- _WORK INSTRUCTIONS_:
Leaving out only the pictures, write out all the entries exactly.

- _INPUT MATERIAL_:
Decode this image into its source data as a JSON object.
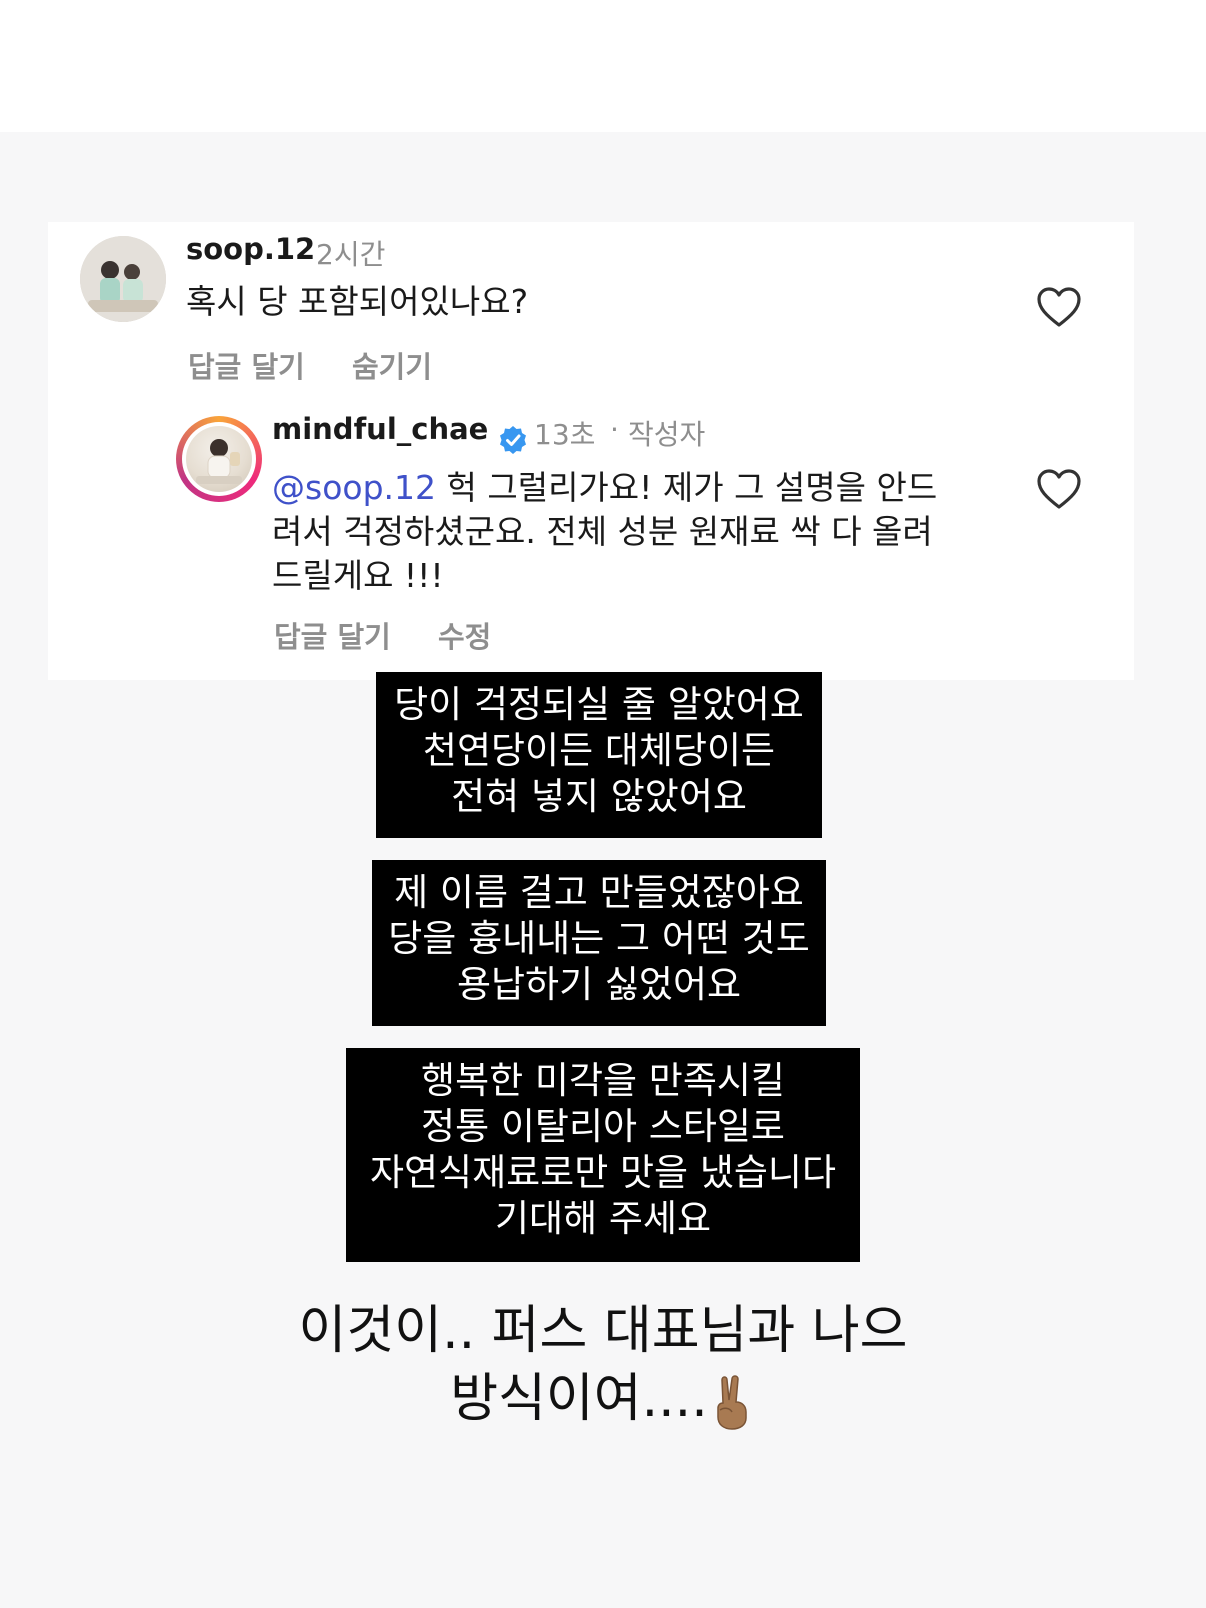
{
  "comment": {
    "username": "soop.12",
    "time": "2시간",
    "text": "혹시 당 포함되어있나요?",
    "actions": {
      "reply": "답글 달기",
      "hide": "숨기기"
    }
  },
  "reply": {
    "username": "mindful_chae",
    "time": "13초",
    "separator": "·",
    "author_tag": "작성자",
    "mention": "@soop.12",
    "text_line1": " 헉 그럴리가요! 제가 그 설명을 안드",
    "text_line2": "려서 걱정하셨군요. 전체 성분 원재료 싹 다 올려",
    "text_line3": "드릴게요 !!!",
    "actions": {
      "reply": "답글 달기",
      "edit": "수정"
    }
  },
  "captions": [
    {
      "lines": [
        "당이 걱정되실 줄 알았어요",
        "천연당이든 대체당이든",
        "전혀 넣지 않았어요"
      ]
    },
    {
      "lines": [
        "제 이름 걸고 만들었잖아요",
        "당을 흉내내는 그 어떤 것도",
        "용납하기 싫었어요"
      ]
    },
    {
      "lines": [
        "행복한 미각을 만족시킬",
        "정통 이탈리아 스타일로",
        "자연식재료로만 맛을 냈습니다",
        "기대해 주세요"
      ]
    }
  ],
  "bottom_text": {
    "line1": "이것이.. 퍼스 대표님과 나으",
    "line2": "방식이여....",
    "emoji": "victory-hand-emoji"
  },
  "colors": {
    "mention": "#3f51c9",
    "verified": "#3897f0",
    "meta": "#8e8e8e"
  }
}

- _RESULT FOR THIS EXERCISE_:
Decode this image into its source data as a JSON object.
{
  "comment": {
    "username": "soop.12",
    "time": "2시간",
    "text": "혹시 당 포함되어있나요?",
    "actions": {
      "reply": "답글 달기",
      "hide": "숨기기"
    }
  },
  "reply": {
    "username": "mindful_chae",
    "time": "13초",
    "separator": "·",
    "author_tag": "작성자",
    "mention": "@soop.12",
    "text_line1": " 헉 그럴리가요! 제가 그 설명을 안드",
    "text_line2": "려서 걱정하셨군요. 전체 성분 원재료 싹 다 올려",
    "text_line3": "드릴게요 !!!",
    "actions": {
      "reply": "답글 달기",
      "edit": "수정"
    }
  },
  "captions": [
    {
      "lines": [
        "당이 걱정되실 줄 알았어요",
        "천연당이든 대체당이든",
        "전혀 넣지 않았어요"
      ]
    },
    {
      "lines": [
        "제 이름 걸고 만들었잖아요",
        "당을 흉내내는 그 어떤 것도",
        "용납하기 싫었어요"
      ]
    },
    {
      "lines": [
        "행복한 미각을 만족시킬",
        "정통 이탈리아 스타일로",
        "자연식재료로만 맛을 냈습니다",
        "기대해 주세요"
      ]
    }
  ],
  "bottom_text": {
    "line1": "이것이.. 퍼스 대표님과 나으",
    "line2": "방식이여....",
    "emoji": "victory-hand-emoji"
  },
  "colors": {
    "mention": "#3f51c9",
    "verified": "#3897f0",
    "meta": "#8e8e8e"
  }
}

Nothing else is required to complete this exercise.